“Two years ago, things were really on the brink,” Smith said.
The Jewish Foundation stepped in to offer financial support to the school, which also receives substantial annual contributions from the Jewish Federation to maintain its $3 million annual budget.
Rockwern’s board conducted a national search for a new head of school and hired Finell, who was principal at a charter school in Colorado at the time. He’s been at Rockwern about two years.
The foundation funding helped Rockwern hire Smith as director of marketing.
The money also has allowed the school to offer tuition grants of up to $5,900, which has been especially helpful for families with several children at Rockwern, Smith said.
“Our family applied for a grant last year,” said Holly Wolfson, whose son and daughter both attend the school. “They gave us every penny that we asked for without asking to see W2s or financial statements. It was just this wonderful gift I felt they bestowed on our family.”
The school has made other family-friendly changes, too, such as offering after-school care until 6 p.m. so working parents don’t have to figure out a way to pick up their children when classes are dismissed at 3:30 each afternoon.
Rockwern has an enrollment of nearly 160 this year, Finell said. He expects that to grow to between 180 and 190 next school year and to more than 200 within a couple years, he said.
Instilling A Sense Of Jewish Identity
That’s important for Greater Cincinnati’s Jewish community, Jaffee said.
The community consists of an estimated 27,000 people in 12,500 households, according to a 2008 study by the Berman Jewish Databank.
Having a healthy Rockwern helps corporations recruit and retain talented professionals, said Lara Danziger-Isakov, a pediatric infectious disease specialist at a Cincinnati area hospital.
“Families have even moved here because Jewish day schools in their areas have closed,” she said.
But Rockwern also helps instill in students a sense of identity that they can’t get by going to public schools during the week and Sunday school on the weekends, said Ariella Cohen, a Rockwern alumna who now has children at the school.

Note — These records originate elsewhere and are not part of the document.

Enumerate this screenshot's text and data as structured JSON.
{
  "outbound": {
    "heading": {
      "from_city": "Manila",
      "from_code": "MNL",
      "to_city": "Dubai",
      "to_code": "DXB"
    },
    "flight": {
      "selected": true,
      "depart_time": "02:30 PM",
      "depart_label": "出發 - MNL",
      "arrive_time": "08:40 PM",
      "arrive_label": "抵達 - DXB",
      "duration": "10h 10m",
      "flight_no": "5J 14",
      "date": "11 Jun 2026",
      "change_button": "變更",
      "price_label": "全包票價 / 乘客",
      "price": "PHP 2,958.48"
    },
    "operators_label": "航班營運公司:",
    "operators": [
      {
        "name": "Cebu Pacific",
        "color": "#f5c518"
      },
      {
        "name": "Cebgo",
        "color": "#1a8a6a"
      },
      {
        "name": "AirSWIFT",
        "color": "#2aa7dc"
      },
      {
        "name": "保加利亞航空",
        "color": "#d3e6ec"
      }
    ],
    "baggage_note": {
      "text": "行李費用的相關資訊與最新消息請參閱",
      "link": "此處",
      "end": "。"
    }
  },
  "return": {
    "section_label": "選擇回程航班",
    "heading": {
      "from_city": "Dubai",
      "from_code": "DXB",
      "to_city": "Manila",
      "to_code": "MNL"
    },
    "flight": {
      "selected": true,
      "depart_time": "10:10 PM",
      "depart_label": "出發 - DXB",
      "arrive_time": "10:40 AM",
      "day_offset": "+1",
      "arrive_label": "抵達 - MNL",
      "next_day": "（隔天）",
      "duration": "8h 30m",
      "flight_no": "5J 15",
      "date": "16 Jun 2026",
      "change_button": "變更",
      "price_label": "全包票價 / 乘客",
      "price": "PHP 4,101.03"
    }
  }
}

“It taught me how I wanted to pursue being a good Jew and a good person in my life,” she said.
Finell told the story of a girl who graduated from Rockwern a few years ago and then attended Sycamore High School. She met a classmate from India at Sycamore and got into a detailed discussion about
the similarities between the priestly systems in Buddhism and Judaism.
“She was able to connect to somebody with a different culture because she knew who she was, and he knew who he was,” Finell said.
“When we’re grounded in who we are, it enables us to reach out to other people in a more meaningful way.”
Jaffee and his wife came to a similar realization when they toured Rockwern before their older daughter started school there.
“In the course of an afternoon, we walked into a class where the children were learning about Jewish prayers and the connection to Jewish values and making the world a better place,” said Jaffee, who attended public schools growing up.
Jaffee and his wife went to the next classroom and saw first graders in a science lab learning scientific principles that he didn’t remember learning until fourth grade.
“Then we went outside and saw a second-grade girl who didn’t know where she was going, and a sixth-grade boy took her by her hand and got her to the right place,” he said. “We realized this is where we wanted our children to be.”
Rockwern keeps working to strengthen its financial foundation so it can continue offering that education to Jewish children in Greater Cincinnati.
The Jewish Foundation wants to see enrollment hit 250 in the coming years, Jaffee said.
The school also is working to establish a multi-million dollar endowment so it doesn’t have to rely so much on help from the foundation and the Jewish Federation, Finell said.
“The development objectives are not just cash each year for our liquidity to stay afloat,” said Levitt, who became Rockwern’s director of development in November. “We want this to be a sustainable model for many years to come.”
For more information about Rockwern, go to http://www.rockwernacademy.org .
For more stories by Lucy May, go to www.wcpo.com/may . Follow her on Twitter @LucyMayCincy.